* **Action item**
Each record has to be repeated exactly as given.

* **Data section**
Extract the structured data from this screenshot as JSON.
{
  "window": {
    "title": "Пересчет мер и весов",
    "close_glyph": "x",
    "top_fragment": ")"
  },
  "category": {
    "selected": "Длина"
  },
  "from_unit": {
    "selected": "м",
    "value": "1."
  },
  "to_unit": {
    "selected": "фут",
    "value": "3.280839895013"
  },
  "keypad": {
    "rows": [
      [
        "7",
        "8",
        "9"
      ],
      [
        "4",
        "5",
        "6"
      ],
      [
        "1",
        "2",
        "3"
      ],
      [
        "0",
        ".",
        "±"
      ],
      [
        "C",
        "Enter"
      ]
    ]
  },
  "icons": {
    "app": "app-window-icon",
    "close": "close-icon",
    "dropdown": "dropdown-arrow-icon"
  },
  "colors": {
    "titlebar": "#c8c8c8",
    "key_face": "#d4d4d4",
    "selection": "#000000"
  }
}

* **Result**
Extract the structured data from this screenshot as JSON.
{
  "window": {
    "title": "Пересчет мер и весов",
    "close_glyph": "x",
    "top_fragment": ")"
  },
  "category": {
    "selected": "Длина"
  },
  "from_unit": {
    "selected": "м",
    "value": "1."
  },
  "to_unit": {
    "selected": "фут",
    "value": "3.280839895013"
  },
  "keypad": {
    "rows": [
      [
        "7",
        "8",
        "9"
      ],
      [
        "4",
        "5",
        "6"
      ],
      [
        "1",
        "2",
        "3"
      ],
      [
        "0",
        ".",
        "±"
      ],
      [
        "C",
        "Enter"
      ]
    ]
  },
  "icons": {
    "app": "app-window-icon",
    "close": "close-icon",
    "dropdown": "dropdown-arrow-icon"
  },
  "colors": {
    "titlebar": "#c8c8c8",
    "key_face": "#d4d4d4",
    "selection": "#000000"
  }
}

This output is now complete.